“I’m extremely thrilled,” Dr. Grafstein said. “I love the fact that this has come at a mature point in my career. I can savor it all the more now.”
Throughout her career, Dr. Grafstein has made pioneering discoveries about nerve cell damage and regeneration. Her earliest work as a graduate student, on brain phenomena related to migraine aura and stroke, has survived as a classical reference for over 50 years. Many of her subsequent studies were done on goldfish optic nerves, which show robust regeneration after injury and thus provide important insights into the potential for regeneration in the human nervous system. Her work with neurosurgeon Dr. Irvine McQuarrie, a former assistant professor of physiology and surgery at Weill Cornell Medicine, showed that nerve regrowth after an injury was regulated by changes further back in the nerve cell than the site of injury. This finding is important for developing methods to improve recovery from injuries of human nerves and brain pathways.
Her research has also illuminated the process of axonal transport, which conveys building materials within nerve cells and is critical to their development and function. “Essentially what I discovered was that things were moving much faster than had been imagined until then,” she said.
Her technique for showing that some material jumped from one nerve cell to the next at the synaptic connections was used in the 1981 Nobel Prize-winning work of David Hubel and Torsten Wiesel on the development of the visual system.
Dr. Grafstein earned a bachelor’s degree in physiology at the University of Toronto and a doctorate in neurophysiology at McGill University. She went on to postgraduate work in the Department of Anatomy at University College London and became a faculty member at McGill before moving to The Rockefeller University. In 1969, she joined the Department of Physiology and Biophysics at Weill Cornell Medicine. She earned an honorary doctorate degree from McGill in 2011.
An enthusiastic teacher, she has been an important leader in the popular Brain and Behavior course for Weill Cornell medical students. She has also served as an expert on spinal cord injury research for several scientific advisory boards, including, currently, the New York State Spinal Cord Injury Research Board. She is a life trustee and vice president of the Grass Foundation, which supports research and education in neuroscience.

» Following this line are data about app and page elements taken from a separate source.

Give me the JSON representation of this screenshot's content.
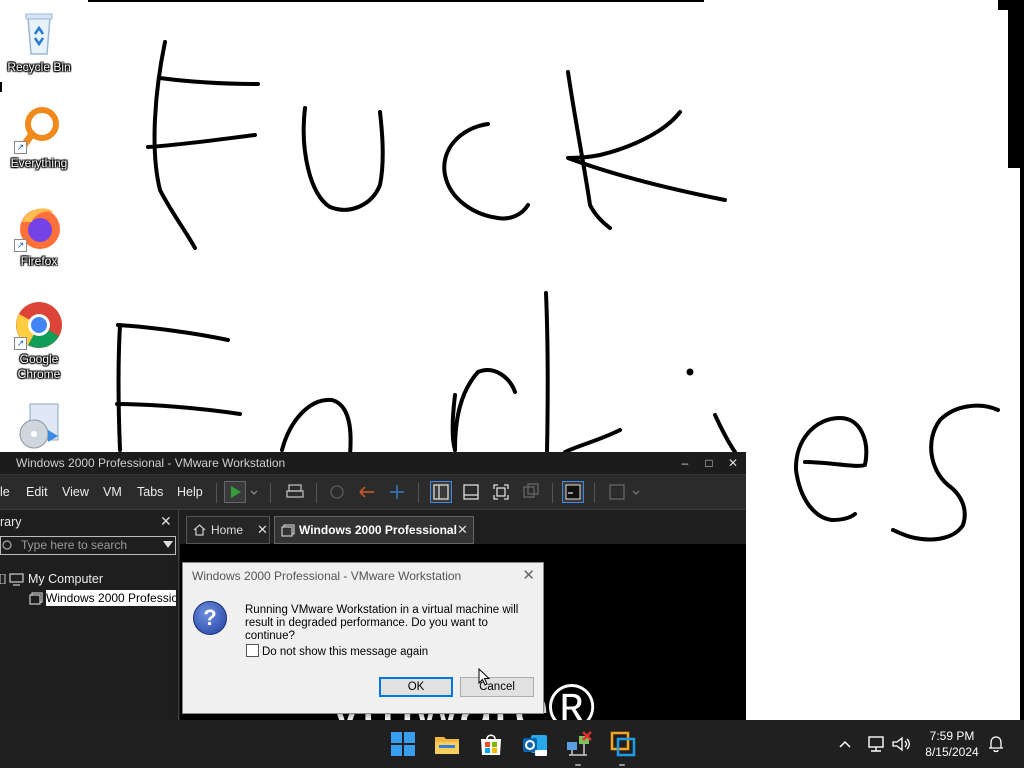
{
  "desktop": {
    "icons": [
      {
        "label": "Recycle Bin",
        "icon": "recycle-bin-icon"
      },
      {
        "label": "Everything",
        "icon": "everything-search-icon"
      },
      {
        "label": "Firefox",
        "icon": "firefox-icon"
      },
      {
        "label": "Google Chrome",
        "icon": "chrome-icon"
      },
      {
        "label": "",
        "icon": "installer-disc-icon"
      }
    ],
    "wallpaper": "white background with black hand-drawn scribble strokes"
  },
  "vmware": {
    "title": "Windows 2000 Professional - VMware Workstation",
    "menu": [
      "le",
      "Edit",
      "View",
      "VM",
      "Tabs",
      "Help"
    ],
    "library": {
      "header": "rary",
      "search_placeholder": "Type here to search",
      "tree": {
        "root": "My Computer",
        "child": "Windows 2000 Professio"
      }
    },
    "tabs": [
      {
        "label": "Home"
      },
      {
        "label": "Windows 2000 Professional"
      }
    ],
    "brand_text": "vmware®"
  },
  "dialog": {
    "title": "Windows 2000 Professional - VMware Workstation",
    "message": "Running VMware Workstation in a virtual machine will result in degraded performance. Do you want to continue?",
    "checkbox_label": "Do not show this message again",
    "ok": "OK",
    "cancel": "Cancel"
  },
  "taskbar": {
    "apps": [
      "windows-start-icon",
      "file-explorer-icon",
      "microsoft-store-icon",
      "outlook-new-icon",
      "network-tool-icon",
      "vmware-workstation-icon"
    ],
    "time": "7:59 PM",
    "date": "8/15/2024"
  },
  "colors": {
    "taskbar": "#202020",
    "accent": "#0078d7",
    "vmware_dark": "#202020"
  }
}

An advocate and role model for women scientists, Dr. Grafstein was the first woman to become president of the Society for Neuroscience and has been awarded the society’s Women in Neuroscience’s Mika Salpeter Lifetime Achievement Award. She sponsors the society’s annual award for mentoring of women in neuroscience, and has endowed a lectureship at Weill Cornell Medicine for young women investigators in neuroscience.
Also elected to the academy this year was Dr. Maureen Hanson, the Liberty Hyde Bailey Professor in the Department of Molecular Biology and Genetics at Cornell University’s Ithaca campus.